Building a top-notch remote work culture doesn’t happen overnight. It takes planning, trial and error and innovative approaches. It’s also a process that needs many different ingredients for success, such as implementing the right communication tools, creating avenues for socializing and coordinating time zones.
I’ve run a remote company for almost a decade, and over the years, a few factors in particular have stood out as essential when it comes to building a stellar remote work culture. Of course, these factors are by no means the only ones that matter, but they are some things that I’ve learned (sometimes the hard way).
Hiring in Geographic Pockets
I know this sounds counterintuitive to the notion of remote work, but bear with me. Many remote companies take the approach of hiring people nationwide or globally. While remote work does make that possible, I think it’s better if you take a slight twist to that approach — by hiring groups of people in geographic pockets.
For instance, you could hire three people in Houston, four in San Antonio, seven in Seattle and eight in Denver. These employees would still be working from home, but they also have the option of meeting up in person for working sessions at coffee shops, grabbing drinks during happy hours, or maybe even taking weekend trips. These in-person meetups can foster greater team bonding than a Zoom hangout could ever achieve.
Another benefit? It cuts down on time zone headaches. Because groups of your employees will be working in time zones that are either the same or quite close, it’ll be easier to schedule meetings where everyone can be present during “standard” work hours.
Rolling Out a ‘Culture Buddy’ System
When people start a new job, they not only have to learn how to accomplish their tasks but also figure out how to navigate their new company’s culture. Grasping the company’s culture is easier and faster for in-person workers because they can do things like grab lunch with their new team members and observe how people interact.
Remote companies have to be more intentional about getting people up to speed on the cultural element. That’s where a culture buddy system is beneficial.
With this system, you pair each new employee with an existing employee (their culture buddy) who can show them the ropes. The culture buddy can introduce the new employee to other team members, answer the new employee’s culture-related questions, help the new employee navigate the company’s hierarchy and more. The new employee ultimately feels less isolated and like they have an ally in their corner.
At my company, we call our culture buddy system “Jedi and Padawan” (because I’m a Star Wars geek). We’ve seen our system help employees from both a social and a professional standpoint. For one, it’s raised the comfort level our employees have with their jobs. It’s also enabled our employees to integrate into our processes faster. Overall, with this system, new employees become full-fledged team members much more quickly than they would if we left them to their own devices.
Helping Everyone Get to Know Each Other
For any team to thrive, especially a remote team, it’s essential that people get to know each other.
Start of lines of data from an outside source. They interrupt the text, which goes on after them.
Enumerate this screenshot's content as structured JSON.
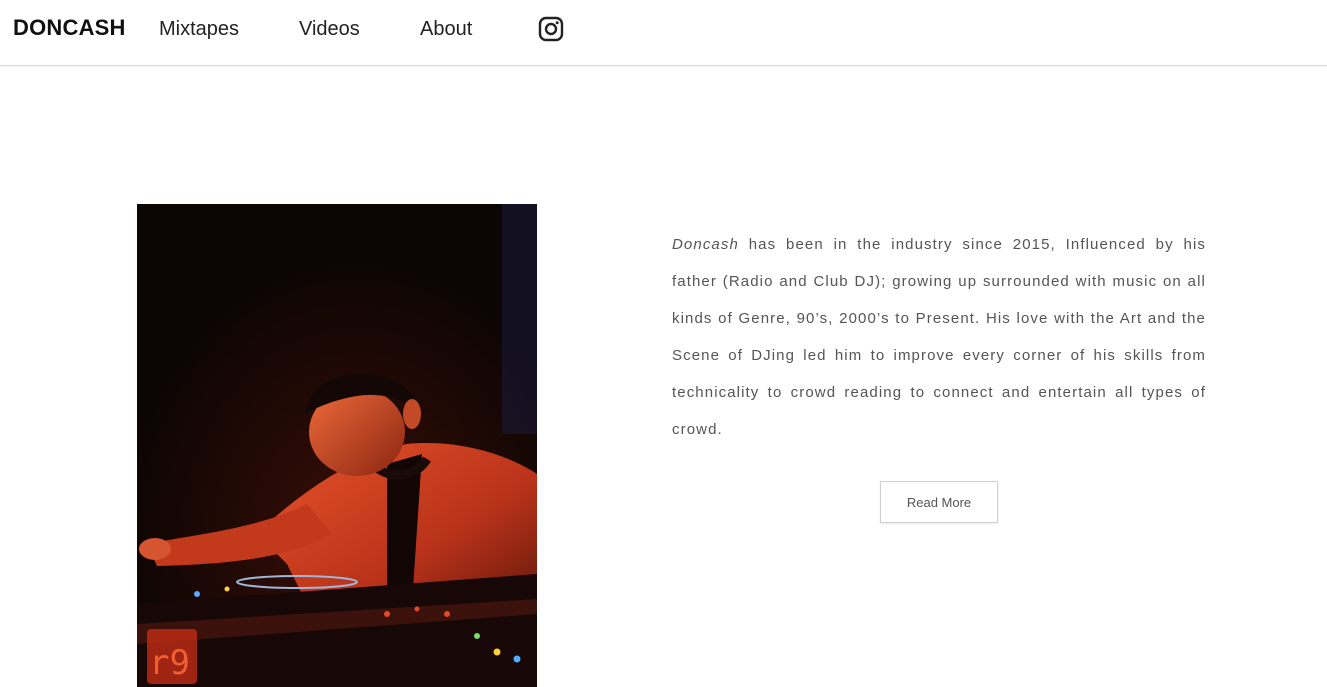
{
  "navbar": {
    "brand": "DONCASH",
    "links": [
      {
        "label": "Mixtapes"
      },
      {
        "label": "Videos"
      },
      {
        "label": "About"
      }
    ],
    "social_icon": "instagram-icon"
  },
  "about": {
    "photo_alt": "DJ performing at turntables under red light",
    "bio_name": "Doncash",
    "bio_text": " has been in the industry since 2015, Influenced by his father (Radio and Club DJ); growing up surrounded with music on all kinds of Genre, 90’s, 2000’s to Present. His love with the Art and the Scene of DJing led him to improve every corner of his skills from technicality to crowd reading to connect and entertain all types of crowd.",
    "read_more_label": "Read More"
  },
  "colors": {
    "text_dark": "#111111",
    "body_text": "#555555",
    "border": "#cfcfcf",
    "photo_light": "#d8441c"
  }
}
Those connections help everyone get along so projects can progress and results can be achieved.
Remote teams don’t have the same opportunities as in-person teams to spontaneously connect, such as running into each other in the hallway or grabbing lunch on a whim. Sure, they can spontaneously bond over a great GIF response in a Slack channel or a funny background on Zoom, but I don’t recommend business leaders depend on these possibilities. Instead, I recommend intentionally creating opportunities for your team members to get to know each other.
One approach is via fun and games. For example, at my company, we pop onto Zoom, and everyone enters a code to play Kahoot’s gamified quizzes. Through these quizzes we set up via Kahoot’s platform, employees can share tidbits about their lives, such as their pets and the music they’re currently listening to. Of course, the caveat with helping everyone get to know each other is you should recognize that people have different comfort levels around sharing details about their lives. If an employee doesn’t want to discuss, say, their pets or artistic interests too deeply or at all, don’t push the matter.
Creating a Sense of Commonality
Common bonds help unite people. That’s one of the reasons university alumni groups and athletic fan bases exist.
It’s no different in the workplace. Creating a sense of commonality with your employees will help them feel more devoted to the company and create a strong community. There are many ways you can go about this. My company, for instance, has an internal newsletter called “Above the Fold” that regularly goes out to everyone (our team is involved with creating the newsletter, too — they came up with the name and contribute the content). The newsletter informs the team on things like compliments from our clients, new hires and company changes. In addition to helping people feel connected, the newsletter also ensures that no one is left in the dark about what’s happening.
Ultimately, when you have team members who understand each other, get along, bond and feel strongly connected, your company will be at a major advantage.